Get ready for another ride folks! News reports are showing that the economy has decreased in the first half of 2015. This has analysts and news outlets sounding alarms that Canada is in a recession. The technical definition for a recession means is defined as a decrease in GDP for two or more consecutive quarters. So while some are getting ready to bunker down, I am wondering are things really that bad?
If you live in Canada, or follow Canadian economics; you are well aware that the recent price hit on crude oil has taken a major toll on Canadian commodities. Yes this is bad for the country. No, it is not the end of the world as we know it.

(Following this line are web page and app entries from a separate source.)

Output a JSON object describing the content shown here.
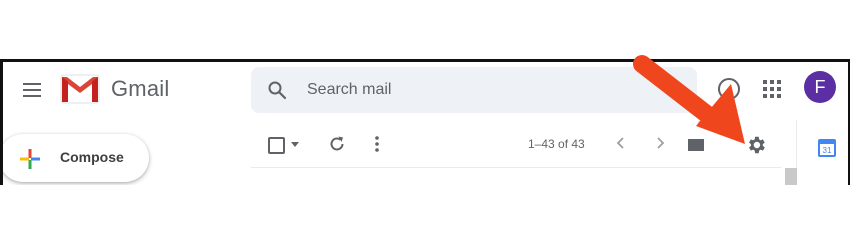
{
  "app": {
    "brand": "Gmail"
  },
  "header": {
    "search_placeholder": "Search mail",
    "avatar_initial": "F"
  },
  "compose": {
    "label": "Compose"
  },
  "toolbar": {
    "page_range": "1–43 of 43"
  },
  "calendar": {
    "day": "31"
  },
  "colors": {
    "avatar": "#5b2fa3",
    "annotation_arrow": "#f0461e",
    "gmail_red": "#db4437"
  },
  "icons": [
    "menu-icon",
    "gmail-logo-icon",
    "search-icon",
    "help-icon",
    "apps-grid-icon",
    "plus-icon",
    "select-checkbox-icon",
    "refresh-icon",
    "more-vert-icon",
    "chevron-left-icon",
    "chevron-right-icon",
    "view-toggle-icon",
    "gear-icon",
    "calendar-icon",
    "annotation-arrow"
  ]
}
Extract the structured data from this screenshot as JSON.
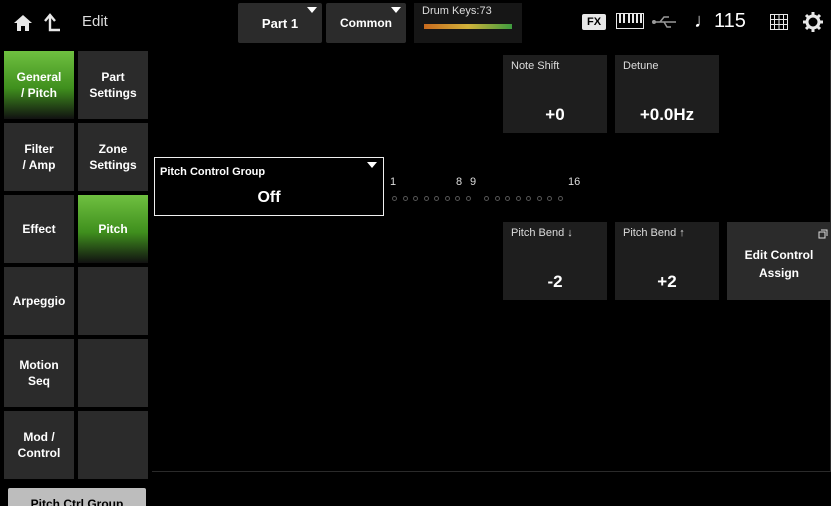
{
  "topbar": {
    "edit_label": "Edit",
    "part_label": "Part 1",
    "common_label": "Common",
    "drum_keys_label": "Drum Keys:73",
    "fx_badge": "FX",
    "tempo": "♩115",
    "icons": [
      "home-icon",
      "up-arrow-icon",
      "keyboard-icon",
      "usb-icon",
      "grid-icon",
      "gear-icon"
    ]
  },
  "tabs_level1": [
    {
      "label": "General\n/ Pitch",
      "active": true
    },
    {
      "label": "Filter\n/ Amp",
      "active": false
    },
    {
      "label": "Effect",
      "active": false
    },
    {
      "label": "Arpeggio",
      "active": false
    },
    {
      "label": "Motion\nSeq",
      "active": false
    },
    {
      "label": "Mod /\nControl",
      "active": false
    }
  ],
  "tabs_level2": [
    {
      "label": "Part\nSettings",
      "active": false
    },
    {
      "label": "Zone\nSettings",
      "active": false
    },
    {
      "label": "Pitch",
      "active": true
    }
  ],
  "params": {
    "note_shift": {
      "label": "Note Shift",
      "value": "+0"
    },
    "detune": {
      "label": "Detune",
      "value": "+0.0Hz"
    },
    "pitch_control_group": {
      "label": "Pitch Control Group",
      "value": "Off"
    },
    "pitch_bend_down": {
      "label": "Pitch Bend ↓",
      "value": "-2"
    },
    "pitch_bend_up": {
      "label": "Pitch Bend ↑",
      "value": "+2"
    }
  },
  "part_indicator": {
    "labels": [
      "1",
      "8",
      "9",
      "16"
    ],
    "count": 16
  },
  "edit_control_assign": "Edit Control\nAssign",
  "bottom_tab": "Pitch Ctrl Group",
  "colors": {
    "active_tab": "#5aad2e",
    "button_bg": "#2b2b2b",
    "background": "#000000"
  }
}
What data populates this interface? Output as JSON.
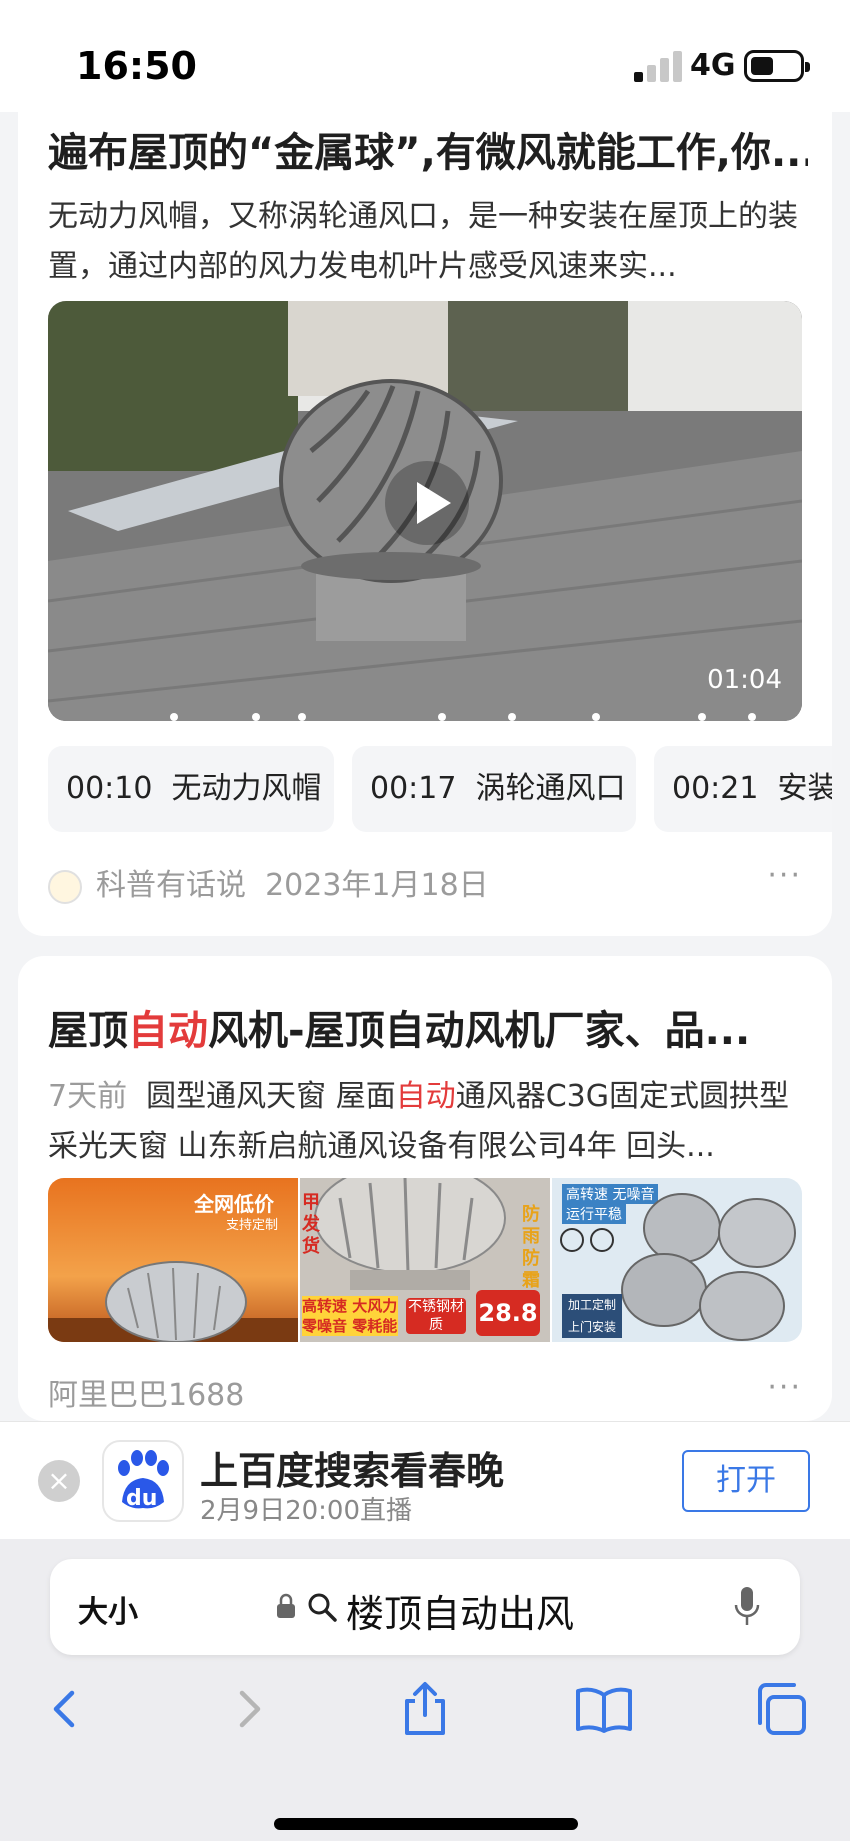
{
  "status_bar": {
    "time": "16:50",
    "network": "4G"
  },
  "result1": {
    "title": "遍布屋顶的“金属球”,有微风就能工作,你...",
    "description": "无动力风帽，又称涡轮通风口，是一种安装在屋顶上的装置，通过内部的风力发电机叶片感受风速来实...",
    "video_duration": "01:04",
    "chapters": [
      {
        "time": "00:10",
        "label": "无动力风帽"
      },
      {
        "time": "00:17",
        "label": "涡轮通风口"
      },
      {
        "time": "00:21",
        "label": "安装"
      }
    ],
    "source": "科普有话说",
    "date": "2023年1月18日",
    "more": "···"
  },
  "result2": {
    "title_pre": "屋顶",
    "title_hl": "自动",
    "title_post": "风机-屋顶自动风机厂家、品...",
    "desc_age": "7天前",
    "desc_a": "圆型通风天窗 屋面",
    "desc_hl": "自动",
    "desc_b": "通风器C3G固定式圆拱型采光天窗 山东新启航通风设备有限公司4年 回头...",
    "thumb1_text1": "全网低价",
    "thumb1_text2": "支持定制",
    "thumb2_text1": "甲发货",
    "thumb2_text2": "防雨防霜",
    "thumb2_text3": "高转速 大风力",
    "thumb2_text4": "零噪音 零耗能",
    "thumb2_text5": "不锈钢材质",
    "thumb2_text6": "28.8",
    "thumb3_text1": "高转速 无噪音",
    "thumb3_text2": "运行平稳",
    "thumb3_text3": "加工定制",
    "thumb3_text4": "上门安装",
    "source": "阿里巴巴1688",
    "more": "···"
  },
  "banner": {
    "close": "×",
    "title": "上百度搜索看春晚",
    "subtitle": "2月9日20:00直播",
    "open_label": "打开",
    "app_icon_text": "du"
  },
  "toolbar": {
    "text_size_label": "大小",
    "url": "楼顶自动出风"
  },
  "colors": {
    "highlight": "#e33b3b",
    "link_blue": "#3a78e6"
  }
}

My advice for you all is to sit tight because the economy is always in motion, just like a roller coaster. What goes up must come down, and vice versa.
The easiest way to ride out the storm and get through a recession is to cut your spending. This is exactly what corporations do in down times because it is something you have direct control over. It is far easier to reduce your current spending habits then it is to magically create money quickly and without effort.
Frugal Tips to Survive a Recession
Stop Eating Out
Eating out is a HUGE expense! This includes all sources of dining out including coffee, snacks, lunch, etc…
The truth is you can make the same meals at home for only a small fraction of the cost you would pay for them in a restaurant.
Make bigger portions at dinner and then put away leftovers for your lunch the next day.
Avoid Driving for Short Trips
Even though gas is cheap right now, your car is still the biggest black hole for your money. If you have a bike and live close to work, try biking to work a couple days a week while the nice weather is still here.
Walk to the grocery store if you can. This is good exercise but will also force you to avoid buying too many items which can lead to spoilage or overspending.
Create a Budget and Stick to It
Budgets are absolutely essential. Figure out how much money you have and then allocate portions of it to the fundamentals for your lifestyle.
Look for excessive spending on luxury items and trim them down to a more reasonable figure. There are lots of ways you can reduce your spending without sacrificing your quality of life.
There are a couple of ways to go about setting a budget. You can either go the old school route and put set cash amounts into categorized jars. Or, you can use software. Intuit provides a free service called Mint which allows you to track your spending across all of your accounts. You can also setup monthly spending budgets and receive emails to alert you if you are going to exceed your spending in a category.
Another good software is called YNAB (You Need A Budget). This tool helps you create budgets and train yourself to spend less and less each month until you reach a point that you can maintain and still live comfortably.
Look for Cheap Sources of Entertainment
When it comes to cheap sources of entertainment, there is nothing better than a public library. Most modern libraries now carry DVD’s, audio books, and even video games in addition to the traditional paperback books. Find out more by reading our article on Finding Free Entertainment at your Public Library.
if you live in a fairly large size city, there are probably a number of events happening every week that are either free to attend or very low in price. Look for pubs that have a trivia night, or a live band. These go against the stop eating out tip, but once a month or so is not going to hurt. Make it a fun night out and invite a group of friends.
Another fun thing to do in the summer months is to organize a party in the park. Find a local park in your city and spread the word online and with posters around town. This is a great way to meet people who live in your neighbourhood and have a good time for not much money.
Create an Emergency Fund
You never know when things can go from bad to worse. It is always a good idea to have a savings account setup but in hard economic times, it is an absolute necessity. After following all of the tips above, figure out how much you have cut from your previous spending and set aside 10-20% of the difference into a savings account with the best rate of return you can find.